Since its Quantum Experience system came online last year, about 40,000 users have run more than 275,000 different experiments on its quantum machines, according to IBM.

IBM is not the only tech vendor looking to make its mark on quantum computing and turn the technology into a viable commercial product. Google, for example, has its own Quantum AI research division running experiments with the technology, and the search giant has also partnered with NASA for research.

— Scott Ferguson, Editor, Enterprise Cloud. Follow him on Twitter @sferguson_LR.

Make sure your company and services are listed free of charge at Virtuapedia, the comprehensive set of searchable databases covering the companies, products, industry organizations and people that are directly involved in defining and shaping the virtualization industry.

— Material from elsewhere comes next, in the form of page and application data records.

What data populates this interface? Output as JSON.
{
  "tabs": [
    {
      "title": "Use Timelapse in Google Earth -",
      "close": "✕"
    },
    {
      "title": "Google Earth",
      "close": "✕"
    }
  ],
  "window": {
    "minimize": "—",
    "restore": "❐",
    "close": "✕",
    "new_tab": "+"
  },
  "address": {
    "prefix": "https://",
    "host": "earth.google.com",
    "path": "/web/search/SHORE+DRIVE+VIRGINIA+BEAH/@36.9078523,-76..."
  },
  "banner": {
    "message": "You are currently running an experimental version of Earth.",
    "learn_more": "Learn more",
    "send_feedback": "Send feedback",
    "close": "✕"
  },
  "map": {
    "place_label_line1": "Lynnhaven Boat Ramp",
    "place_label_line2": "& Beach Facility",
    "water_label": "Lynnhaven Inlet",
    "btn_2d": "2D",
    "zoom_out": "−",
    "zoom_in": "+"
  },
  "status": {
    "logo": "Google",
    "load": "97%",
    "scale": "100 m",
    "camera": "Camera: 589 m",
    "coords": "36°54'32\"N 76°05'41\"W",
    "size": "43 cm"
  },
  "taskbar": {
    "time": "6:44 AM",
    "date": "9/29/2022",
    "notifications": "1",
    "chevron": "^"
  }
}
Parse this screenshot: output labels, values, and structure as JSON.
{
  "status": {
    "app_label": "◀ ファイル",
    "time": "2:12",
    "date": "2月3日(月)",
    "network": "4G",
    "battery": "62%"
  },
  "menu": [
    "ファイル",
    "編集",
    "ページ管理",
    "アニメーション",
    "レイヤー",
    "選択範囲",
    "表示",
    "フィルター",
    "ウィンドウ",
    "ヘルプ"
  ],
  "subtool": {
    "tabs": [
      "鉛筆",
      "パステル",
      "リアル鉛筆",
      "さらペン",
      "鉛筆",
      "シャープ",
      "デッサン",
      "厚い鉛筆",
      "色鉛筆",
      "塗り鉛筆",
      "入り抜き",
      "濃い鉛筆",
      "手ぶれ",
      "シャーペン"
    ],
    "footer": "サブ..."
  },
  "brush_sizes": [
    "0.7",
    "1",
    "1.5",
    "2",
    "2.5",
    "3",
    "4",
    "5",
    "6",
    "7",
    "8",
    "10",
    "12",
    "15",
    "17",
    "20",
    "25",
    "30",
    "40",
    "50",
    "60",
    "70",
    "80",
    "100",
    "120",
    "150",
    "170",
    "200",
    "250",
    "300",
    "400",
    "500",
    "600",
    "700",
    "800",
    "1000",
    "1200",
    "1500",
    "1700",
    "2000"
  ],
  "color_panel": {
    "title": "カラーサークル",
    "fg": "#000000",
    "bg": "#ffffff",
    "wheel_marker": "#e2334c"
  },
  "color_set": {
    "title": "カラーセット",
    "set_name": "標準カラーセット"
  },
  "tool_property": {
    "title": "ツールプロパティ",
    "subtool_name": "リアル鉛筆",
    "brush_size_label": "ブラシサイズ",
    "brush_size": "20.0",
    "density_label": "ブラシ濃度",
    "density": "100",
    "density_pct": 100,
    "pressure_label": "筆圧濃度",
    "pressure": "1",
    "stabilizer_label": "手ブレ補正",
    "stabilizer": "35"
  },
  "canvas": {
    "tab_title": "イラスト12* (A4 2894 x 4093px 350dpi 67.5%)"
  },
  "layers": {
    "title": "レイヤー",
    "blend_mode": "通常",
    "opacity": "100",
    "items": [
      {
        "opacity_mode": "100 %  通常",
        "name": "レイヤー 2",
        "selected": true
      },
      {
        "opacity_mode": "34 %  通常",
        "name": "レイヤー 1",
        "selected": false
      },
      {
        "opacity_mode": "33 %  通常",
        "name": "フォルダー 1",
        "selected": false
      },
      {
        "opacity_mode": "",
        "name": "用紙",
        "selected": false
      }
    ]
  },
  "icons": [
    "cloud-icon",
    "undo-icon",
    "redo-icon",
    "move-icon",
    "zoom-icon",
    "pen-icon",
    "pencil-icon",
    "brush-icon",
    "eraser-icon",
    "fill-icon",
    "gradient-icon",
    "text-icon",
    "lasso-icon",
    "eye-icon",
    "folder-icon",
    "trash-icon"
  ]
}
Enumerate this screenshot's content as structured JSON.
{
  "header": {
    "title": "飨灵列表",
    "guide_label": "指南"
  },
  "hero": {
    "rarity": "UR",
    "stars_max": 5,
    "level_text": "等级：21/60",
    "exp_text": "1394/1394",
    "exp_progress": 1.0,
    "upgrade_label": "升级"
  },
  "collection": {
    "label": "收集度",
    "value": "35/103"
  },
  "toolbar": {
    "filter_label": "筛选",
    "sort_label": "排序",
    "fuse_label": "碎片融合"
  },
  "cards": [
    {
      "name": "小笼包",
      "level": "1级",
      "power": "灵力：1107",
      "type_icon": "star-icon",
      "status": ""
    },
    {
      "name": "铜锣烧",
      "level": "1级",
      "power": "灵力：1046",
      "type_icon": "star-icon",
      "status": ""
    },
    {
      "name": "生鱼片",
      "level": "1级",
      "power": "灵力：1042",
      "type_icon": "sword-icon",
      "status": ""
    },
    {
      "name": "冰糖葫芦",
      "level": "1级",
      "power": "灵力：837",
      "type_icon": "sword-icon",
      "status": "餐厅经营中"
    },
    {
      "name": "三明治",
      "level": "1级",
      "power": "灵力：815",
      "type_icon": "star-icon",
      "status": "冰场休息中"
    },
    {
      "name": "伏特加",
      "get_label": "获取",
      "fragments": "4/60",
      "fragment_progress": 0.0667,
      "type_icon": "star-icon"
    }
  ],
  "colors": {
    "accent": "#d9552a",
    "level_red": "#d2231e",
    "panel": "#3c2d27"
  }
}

(5)  | 
Comment  | 
Print  | 
Newest First  |  Oldest First  |  Threaded View        ADD A COMMENT
Featured Video
From The Founder
Ngena's global 'network of networks' solves a problem that the telecom vendors promised us would never exist. That doesn't mean its new service isn't a really good idea.
Flash Poll
Upcoming Live Events
March 20-22, 2018, Denver Marriott Tech Center
March 22, 2018, Denver, Colorado | Denver Marriott Tech Center
March 28, 2018, Kansas City Convention Center
April 4, 2018, The Westin Dallas Downtown, Dallas
April 9, 2018, Las Vegas Convention Center
May 14-16, 2018, Austin Convention Center
May 14, 2018, Brazos Hall, Austin, Texas
September 24-26, 2018, Westin Westminster, Denver
October 9, 2018, The Westin Times Square, New York
October 23, 2018, Georgia World Congress Centre, Atlanta, GA
November 7-8, 2018, London, United Kingdom
November 8, 2018, The Montcalm by Marble Arch, London
November 15, 2018, The Westin Times Square, New York
December 4-6, 2018, Lisbon, Portugal
All Upcoming Live Events
Hot Topics
Dell CTO: Public Cloud Is 'Way More Expensive Than Buying From Us'
Mitch Wagner, Mitch Wagner, Editor, Enterprise Cloud, Light Reading, 3/19/2018
Eurobites: Cambridge Analytica Feels the Heat
Paul Rainford, Assistant Editor, Europe, 3/20/2018
Is Business Voice Rapidly Fading?
Carol Wilson, Editor-at-large, 3/15/2018
HR: Cable Dominates US Broadband
Carol Wilson, Editor-at-large, 3/21/2018
Animals with Phones
Live Digital Audio

A CSP's digital transformation involves so much more than technology. Crucial – and often most challenging – is the cultural transformation that goes along with it. As Sigma's Chief Technology Officer, Catherine Michel has extensive experience with technology as she leads the company's entire product portfolio and strategy. But she's also no stranger to merging technology and culture, having taken a company — Tribold — from inception to acquisition (by Sigma in 2013), and she continues to advise service providers on how to drive their own transformations. This impressive female leader and vocal advocate for other women in the industry will join Women in Comms for a live radio show to discuss all things digital transformation, including the cultural transformation that goes along with it.

Like Us on Facebook
Twitter Feed